---- Source data
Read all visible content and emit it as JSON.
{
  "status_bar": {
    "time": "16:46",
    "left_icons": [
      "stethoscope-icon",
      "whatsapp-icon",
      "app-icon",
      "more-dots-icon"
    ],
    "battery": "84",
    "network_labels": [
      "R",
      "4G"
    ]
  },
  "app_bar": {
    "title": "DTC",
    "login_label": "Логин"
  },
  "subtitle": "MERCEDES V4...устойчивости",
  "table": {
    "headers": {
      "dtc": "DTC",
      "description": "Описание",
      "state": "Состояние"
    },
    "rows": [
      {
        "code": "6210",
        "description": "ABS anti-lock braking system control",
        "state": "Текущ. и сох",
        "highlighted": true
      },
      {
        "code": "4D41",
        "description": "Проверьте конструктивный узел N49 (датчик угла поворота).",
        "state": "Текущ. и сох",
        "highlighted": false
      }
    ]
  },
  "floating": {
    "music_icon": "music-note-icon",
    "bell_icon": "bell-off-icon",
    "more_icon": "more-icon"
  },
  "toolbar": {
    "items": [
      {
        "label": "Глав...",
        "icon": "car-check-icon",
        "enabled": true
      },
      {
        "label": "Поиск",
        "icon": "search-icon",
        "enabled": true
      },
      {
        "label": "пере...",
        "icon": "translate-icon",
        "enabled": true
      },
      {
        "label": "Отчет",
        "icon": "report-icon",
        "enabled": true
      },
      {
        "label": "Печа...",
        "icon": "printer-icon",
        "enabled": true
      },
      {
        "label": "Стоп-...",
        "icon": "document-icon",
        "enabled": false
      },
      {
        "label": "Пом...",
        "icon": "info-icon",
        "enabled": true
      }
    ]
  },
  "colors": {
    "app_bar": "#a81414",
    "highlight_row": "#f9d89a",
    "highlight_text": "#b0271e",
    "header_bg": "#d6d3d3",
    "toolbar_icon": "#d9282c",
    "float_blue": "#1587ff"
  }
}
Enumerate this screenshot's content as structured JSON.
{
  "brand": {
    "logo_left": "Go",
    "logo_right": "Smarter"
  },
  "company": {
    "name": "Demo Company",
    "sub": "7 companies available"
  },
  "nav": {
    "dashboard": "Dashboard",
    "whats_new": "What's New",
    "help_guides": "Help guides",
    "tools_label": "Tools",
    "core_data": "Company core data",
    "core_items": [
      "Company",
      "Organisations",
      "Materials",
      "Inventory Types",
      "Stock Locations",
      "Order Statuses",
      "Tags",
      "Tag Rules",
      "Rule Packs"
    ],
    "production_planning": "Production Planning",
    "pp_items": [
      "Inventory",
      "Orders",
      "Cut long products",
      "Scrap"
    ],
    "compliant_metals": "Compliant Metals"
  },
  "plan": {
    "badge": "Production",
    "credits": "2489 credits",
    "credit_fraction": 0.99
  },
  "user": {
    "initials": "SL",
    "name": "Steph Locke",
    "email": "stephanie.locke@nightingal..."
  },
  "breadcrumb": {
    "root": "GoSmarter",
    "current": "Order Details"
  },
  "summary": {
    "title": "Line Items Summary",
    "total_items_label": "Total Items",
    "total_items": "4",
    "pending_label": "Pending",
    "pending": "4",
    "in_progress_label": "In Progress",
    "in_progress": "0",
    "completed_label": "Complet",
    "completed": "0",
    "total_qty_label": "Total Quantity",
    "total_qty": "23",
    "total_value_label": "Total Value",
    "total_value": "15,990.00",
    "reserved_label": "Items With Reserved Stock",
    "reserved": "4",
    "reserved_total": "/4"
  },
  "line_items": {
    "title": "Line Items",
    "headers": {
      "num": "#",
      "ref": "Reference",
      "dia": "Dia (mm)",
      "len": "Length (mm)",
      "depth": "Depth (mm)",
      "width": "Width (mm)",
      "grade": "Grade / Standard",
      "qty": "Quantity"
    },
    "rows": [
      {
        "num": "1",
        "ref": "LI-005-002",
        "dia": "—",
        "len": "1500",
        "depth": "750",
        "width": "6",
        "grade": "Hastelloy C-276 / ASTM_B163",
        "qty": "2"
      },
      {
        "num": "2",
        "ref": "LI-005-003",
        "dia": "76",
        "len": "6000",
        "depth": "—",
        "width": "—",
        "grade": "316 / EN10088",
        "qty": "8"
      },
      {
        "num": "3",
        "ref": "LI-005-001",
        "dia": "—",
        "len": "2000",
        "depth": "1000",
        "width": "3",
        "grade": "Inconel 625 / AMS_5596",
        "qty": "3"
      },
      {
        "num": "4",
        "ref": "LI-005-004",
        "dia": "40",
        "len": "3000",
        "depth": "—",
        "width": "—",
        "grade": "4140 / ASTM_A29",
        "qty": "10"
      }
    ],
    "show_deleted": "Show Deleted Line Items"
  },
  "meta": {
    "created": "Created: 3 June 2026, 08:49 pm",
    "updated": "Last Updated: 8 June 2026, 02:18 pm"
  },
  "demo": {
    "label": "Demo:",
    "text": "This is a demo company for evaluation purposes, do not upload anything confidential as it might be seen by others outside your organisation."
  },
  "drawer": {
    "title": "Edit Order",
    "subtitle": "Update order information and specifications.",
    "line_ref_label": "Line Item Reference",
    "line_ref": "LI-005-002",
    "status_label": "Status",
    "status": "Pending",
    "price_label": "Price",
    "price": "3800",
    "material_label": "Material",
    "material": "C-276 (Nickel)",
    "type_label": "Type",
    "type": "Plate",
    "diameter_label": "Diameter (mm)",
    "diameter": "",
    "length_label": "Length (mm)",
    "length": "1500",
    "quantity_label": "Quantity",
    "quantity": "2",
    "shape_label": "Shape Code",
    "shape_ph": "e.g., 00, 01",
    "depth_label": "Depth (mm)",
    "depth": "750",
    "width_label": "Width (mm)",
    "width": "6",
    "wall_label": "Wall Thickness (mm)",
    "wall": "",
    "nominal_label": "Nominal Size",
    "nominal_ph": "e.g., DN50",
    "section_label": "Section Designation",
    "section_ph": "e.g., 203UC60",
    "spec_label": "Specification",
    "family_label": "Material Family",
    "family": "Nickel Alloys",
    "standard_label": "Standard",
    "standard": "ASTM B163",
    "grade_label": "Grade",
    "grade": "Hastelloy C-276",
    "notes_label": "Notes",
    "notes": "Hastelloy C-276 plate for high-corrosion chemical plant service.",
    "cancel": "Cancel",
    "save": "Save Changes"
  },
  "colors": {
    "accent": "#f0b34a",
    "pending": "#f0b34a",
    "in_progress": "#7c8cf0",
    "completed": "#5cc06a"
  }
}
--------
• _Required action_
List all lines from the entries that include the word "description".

• _Solution to this exercise_
      "description": "Описание",
        "description": "ABS anti-lock braking system control",
        "description": "Проверьте конструктивный узел N49 (датчик угла поворота).",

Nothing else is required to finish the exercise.